Brief
Look for the word "Table" in the entries and copy each line where it appears.

Data entries:
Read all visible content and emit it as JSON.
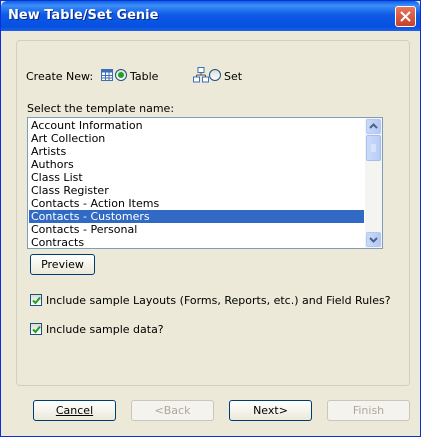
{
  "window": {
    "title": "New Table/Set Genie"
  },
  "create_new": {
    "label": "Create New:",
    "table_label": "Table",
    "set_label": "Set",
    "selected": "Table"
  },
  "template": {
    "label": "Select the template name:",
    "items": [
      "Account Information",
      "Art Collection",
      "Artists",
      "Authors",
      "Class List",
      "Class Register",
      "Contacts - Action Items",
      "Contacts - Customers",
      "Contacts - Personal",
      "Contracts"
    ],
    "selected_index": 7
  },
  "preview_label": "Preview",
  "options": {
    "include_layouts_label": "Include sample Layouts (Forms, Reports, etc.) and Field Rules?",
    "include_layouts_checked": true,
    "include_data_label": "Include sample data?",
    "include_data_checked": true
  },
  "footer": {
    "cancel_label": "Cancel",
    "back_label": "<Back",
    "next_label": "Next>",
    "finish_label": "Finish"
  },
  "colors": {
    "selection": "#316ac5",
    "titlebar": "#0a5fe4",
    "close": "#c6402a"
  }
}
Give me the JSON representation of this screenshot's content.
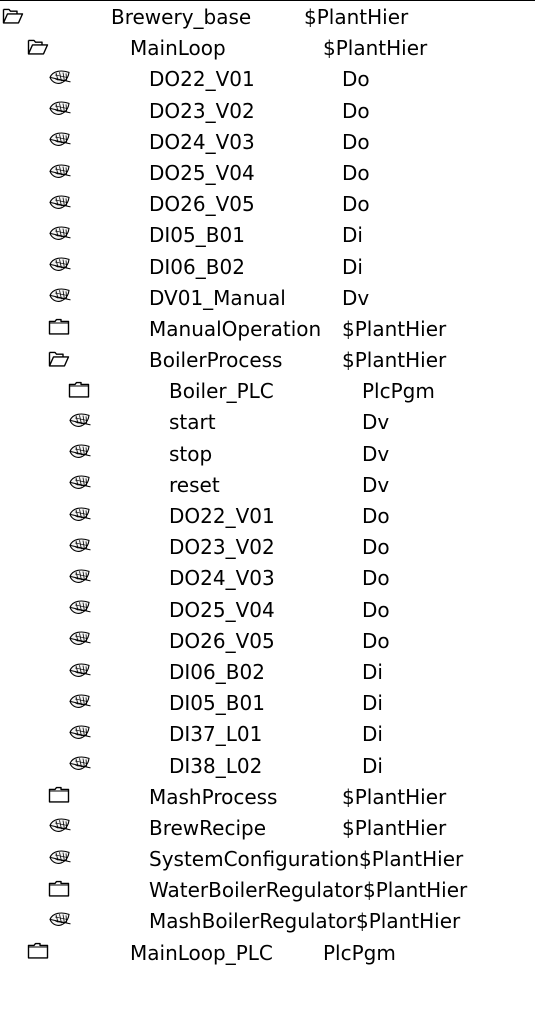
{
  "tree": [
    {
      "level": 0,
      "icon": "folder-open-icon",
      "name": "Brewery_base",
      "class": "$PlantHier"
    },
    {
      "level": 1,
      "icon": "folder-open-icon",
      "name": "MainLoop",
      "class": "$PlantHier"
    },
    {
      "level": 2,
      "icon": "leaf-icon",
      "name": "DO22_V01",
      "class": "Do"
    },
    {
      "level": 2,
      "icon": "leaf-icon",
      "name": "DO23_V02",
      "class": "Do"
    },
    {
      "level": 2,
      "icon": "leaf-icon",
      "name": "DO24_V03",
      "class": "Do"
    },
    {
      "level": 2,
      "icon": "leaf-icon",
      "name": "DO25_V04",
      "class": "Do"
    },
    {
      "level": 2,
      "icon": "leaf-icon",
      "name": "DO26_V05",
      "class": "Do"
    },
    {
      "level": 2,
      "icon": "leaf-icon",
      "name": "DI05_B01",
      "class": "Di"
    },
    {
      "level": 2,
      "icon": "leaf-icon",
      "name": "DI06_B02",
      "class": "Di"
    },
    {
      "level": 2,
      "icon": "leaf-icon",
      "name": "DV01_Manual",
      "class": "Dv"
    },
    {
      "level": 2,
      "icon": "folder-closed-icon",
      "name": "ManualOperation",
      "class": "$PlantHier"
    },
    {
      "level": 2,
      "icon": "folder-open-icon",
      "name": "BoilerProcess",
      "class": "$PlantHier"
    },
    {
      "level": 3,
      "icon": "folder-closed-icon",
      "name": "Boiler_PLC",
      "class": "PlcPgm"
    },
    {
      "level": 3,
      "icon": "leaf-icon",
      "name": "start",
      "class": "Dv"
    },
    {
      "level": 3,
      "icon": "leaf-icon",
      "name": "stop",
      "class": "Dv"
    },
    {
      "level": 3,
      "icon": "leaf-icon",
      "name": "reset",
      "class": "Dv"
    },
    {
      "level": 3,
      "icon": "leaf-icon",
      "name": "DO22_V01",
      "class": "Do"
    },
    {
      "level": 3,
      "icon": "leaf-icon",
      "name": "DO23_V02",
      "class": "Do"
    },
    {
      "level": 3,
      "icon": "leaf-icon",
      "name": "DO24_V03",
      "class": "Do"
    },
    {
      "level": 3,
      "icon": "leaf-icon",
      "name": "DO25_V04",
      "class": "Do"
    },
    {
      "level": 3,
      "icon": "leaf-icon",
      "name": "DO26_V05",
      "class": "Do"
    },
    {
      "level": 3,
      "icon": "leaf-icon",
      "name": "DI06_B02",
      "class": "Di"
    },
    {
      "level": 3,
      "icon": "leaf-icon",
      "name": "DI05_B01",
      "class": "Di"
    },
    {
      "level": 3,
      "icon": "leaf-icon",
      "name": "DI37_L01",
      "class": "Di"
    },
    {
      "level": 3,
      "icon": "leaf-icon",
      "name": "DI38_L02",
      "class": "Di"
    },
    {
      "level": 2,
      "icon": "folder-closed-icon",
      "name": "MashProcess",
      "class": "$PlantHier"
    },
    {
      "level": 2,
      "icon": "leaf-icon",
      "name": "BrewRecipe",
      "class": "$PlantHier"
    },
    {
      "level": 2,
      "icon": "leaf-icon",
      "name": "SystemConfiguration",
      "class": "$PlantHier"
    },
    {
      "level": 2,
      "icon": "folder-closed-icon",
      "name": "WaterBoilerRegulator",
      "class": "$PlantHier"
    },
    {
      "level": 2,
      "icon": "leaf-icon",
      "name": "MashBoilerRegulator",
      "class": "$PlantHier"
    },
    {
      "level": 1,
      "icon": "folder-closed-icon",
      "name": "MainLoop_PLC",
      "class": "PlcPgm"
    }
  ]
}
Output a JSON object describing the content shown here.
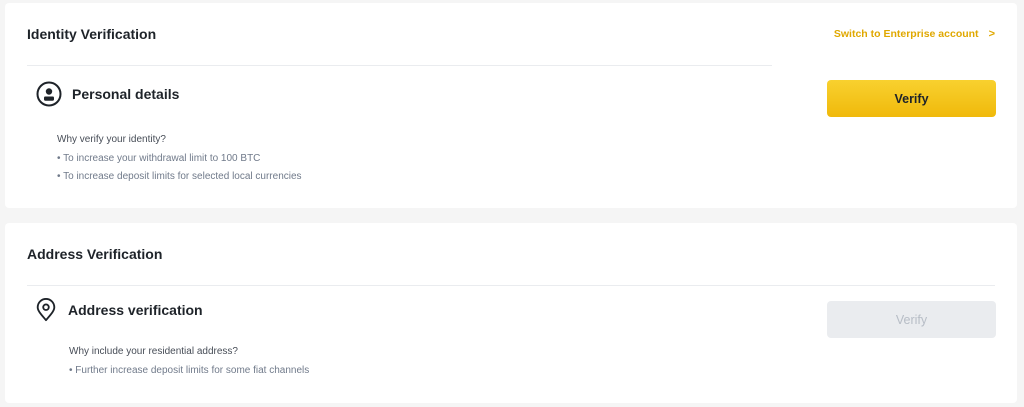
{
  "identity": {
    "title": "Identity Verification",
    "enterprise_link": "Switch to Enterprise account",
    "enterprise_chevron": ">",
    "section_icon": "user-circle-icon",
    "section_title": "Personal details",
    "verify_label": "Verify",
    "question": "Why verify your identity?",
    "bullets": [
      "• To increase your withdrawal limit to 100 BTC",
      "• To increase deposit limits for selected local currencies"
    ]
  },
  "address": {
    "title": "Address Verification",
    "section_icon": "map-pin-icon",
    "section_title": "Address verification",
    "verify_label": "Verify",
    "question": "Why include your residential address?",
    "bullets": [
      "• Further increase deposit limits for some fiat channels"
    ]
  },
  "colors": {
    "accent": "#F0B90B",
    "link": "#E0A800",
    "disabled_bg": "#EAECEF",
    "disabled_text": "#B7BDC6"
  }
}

Solution to this task
    "title": "New Table/Set Genie"
    "table_label": "Table",
    "selected": "Table"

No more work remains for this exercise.